- [Work task] Check the records below line by line for the string "verify". Give the number of lines that contain it and nothing else.

Excerpts from a dataset
----------------------------------------

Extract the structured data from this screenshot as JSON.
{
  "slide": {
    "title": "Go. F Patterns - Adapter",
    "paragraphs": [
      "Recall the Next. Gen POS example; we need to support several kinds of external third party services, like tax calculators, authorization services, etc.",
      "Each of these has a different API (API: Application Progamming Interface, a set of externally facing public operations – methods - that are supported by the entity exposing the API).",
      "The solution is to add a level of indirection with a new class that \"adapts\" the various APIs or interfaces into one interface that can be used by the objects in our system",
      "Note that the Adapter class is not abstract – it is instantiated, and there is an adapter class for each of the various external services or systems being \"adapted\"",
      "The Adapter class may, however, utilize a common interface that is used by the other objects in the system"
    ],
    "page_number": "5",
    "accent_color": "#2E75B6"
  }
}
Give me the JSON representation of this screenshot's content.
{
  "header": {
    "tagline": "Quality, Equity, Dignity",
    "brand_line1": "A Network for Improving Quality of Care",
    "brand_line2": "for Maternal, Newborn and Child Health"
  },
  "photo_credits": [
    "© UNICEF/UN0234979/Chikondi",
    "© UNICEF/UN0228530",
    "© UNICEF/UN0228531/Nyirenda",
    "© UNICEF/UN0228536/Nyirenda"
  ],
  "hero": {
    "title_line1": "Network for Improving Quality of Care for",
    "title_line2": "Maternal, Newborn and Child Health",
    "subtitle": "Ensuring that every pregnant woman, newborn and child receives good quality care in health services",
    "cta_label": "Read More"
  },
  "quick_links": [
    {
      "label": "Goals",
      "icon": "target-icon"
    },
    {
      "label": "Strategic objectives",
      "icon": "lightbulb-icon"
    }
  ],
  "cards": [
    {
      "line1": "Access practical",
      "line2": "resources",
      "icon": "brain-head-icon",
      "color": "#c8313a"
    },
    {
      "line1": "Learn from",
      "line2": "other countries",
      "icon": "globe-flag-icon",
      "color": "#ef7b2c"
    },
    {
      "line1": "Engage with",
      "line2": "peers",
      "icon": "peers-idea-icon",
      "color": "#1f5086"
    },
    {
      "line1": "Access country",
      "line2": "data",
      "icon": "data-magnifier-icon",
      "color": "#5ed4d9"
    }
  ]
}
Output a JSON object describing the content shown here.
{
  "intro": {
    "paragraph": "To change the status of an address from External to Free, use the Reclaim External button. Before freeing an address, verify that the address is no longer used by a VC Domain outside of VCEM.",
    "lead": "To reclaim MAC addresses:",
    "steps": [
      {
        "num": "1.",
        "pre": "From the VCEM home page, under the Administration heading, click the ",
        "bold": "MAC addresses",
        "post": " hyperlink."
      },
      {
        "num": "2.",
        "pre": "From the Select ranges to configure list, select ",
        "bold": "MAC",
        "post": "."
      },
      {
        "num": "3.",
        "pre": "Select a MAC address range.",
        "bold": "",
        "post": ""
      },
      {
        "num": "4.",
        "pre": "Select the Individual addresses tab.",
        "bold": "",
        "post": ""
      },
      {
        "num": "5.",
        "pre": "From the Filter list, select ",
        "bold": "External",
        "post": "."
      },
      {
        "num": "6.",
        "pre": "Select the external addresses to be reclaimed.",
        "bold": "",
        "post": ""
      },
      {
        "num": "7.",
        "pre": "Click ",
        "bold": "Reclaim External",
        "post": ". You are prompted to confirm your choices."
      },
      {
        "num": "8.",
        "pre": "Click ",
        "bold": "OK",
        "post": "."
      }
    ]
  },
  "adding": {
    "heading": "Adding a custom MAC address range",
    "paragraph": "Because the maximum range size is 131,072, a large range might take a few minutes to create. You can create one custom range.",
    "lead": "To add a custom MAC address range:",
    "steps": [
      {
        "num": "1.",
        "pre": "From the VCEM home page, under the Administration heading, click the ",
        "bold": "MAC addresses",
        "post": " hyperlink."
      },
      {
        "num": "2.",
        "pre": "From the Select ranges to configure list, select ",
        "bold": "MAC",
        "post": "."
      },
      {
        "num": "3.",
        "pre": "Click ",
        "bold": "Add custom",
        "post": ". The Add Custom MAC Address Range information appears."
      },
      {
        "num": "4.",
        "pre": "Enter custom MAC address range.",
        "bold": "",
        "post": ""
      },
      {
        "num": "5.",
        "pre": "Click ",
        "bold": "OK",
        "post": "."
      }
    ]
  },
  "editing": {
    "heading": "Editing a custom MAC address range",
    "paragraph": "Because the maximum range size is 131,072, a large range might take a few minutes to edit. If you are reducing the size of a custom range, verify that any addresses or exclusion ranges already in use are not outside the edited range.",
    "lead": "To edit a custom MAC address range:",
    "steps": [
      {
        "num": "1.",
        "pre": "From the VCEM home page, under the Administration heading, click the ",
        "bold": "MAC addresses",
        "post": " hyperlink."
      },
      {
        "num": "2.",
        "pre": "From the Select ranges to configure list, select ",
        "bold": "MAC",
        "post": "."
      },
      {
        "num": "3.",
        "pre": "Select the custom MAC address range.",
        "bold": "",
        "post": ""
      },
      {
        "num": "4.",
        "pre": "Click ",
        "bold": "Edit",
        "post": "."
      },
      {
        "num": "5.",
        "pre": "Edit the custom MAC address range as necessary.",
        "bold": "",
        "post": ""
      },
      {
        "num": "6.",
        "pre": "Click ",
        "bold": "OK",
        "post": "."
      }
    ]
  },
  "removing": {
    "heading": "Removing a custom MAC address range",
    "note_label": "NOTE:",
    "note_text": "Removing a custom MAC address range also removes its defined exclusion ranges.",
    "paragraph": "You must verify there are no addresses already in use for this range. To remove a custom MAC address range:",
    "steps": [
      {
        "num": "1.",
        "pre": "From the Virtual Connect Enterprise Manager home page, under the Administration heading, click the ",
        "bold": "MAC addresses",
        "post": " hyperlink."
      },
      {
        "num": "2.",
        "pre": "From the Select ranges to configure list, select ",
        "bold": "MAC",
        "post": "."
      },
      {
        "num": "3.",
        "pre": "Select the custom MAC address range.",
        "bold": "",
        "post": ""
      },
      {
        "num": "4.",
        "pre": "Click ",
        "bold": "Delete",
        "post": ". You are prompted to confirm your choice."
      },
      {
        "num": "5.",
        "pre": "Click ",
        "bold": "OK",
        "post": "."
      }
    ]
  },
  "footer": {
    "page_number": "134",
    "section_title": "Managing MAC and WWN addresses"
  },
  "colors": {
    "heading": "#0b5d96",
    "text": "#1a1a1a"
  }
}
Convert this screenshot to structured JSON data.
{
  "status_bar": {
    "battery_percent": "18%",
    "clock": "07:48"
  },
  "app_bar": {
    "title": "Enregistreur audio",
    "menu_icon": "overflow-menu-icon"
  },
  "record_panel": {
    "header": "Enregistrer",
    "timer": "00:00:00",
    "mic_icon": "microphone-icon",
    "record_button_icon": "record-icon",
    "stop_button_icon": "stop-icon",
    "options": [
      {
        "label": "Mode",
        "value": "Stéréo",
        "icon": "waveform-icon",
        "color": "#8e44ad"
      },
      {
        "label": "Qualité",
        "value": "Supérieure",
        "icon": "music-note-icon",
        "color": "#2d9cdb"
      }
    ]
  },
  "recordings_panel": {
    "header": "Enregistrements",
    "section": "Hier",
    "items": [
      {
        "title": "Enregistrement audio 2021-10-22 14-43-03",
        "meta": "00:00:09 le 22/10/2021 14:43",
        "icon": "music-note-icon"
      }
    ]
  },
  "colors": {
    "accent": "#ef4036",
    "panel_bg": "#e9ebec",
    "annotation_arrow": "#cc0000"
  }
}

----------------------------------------

- [The completed task] 3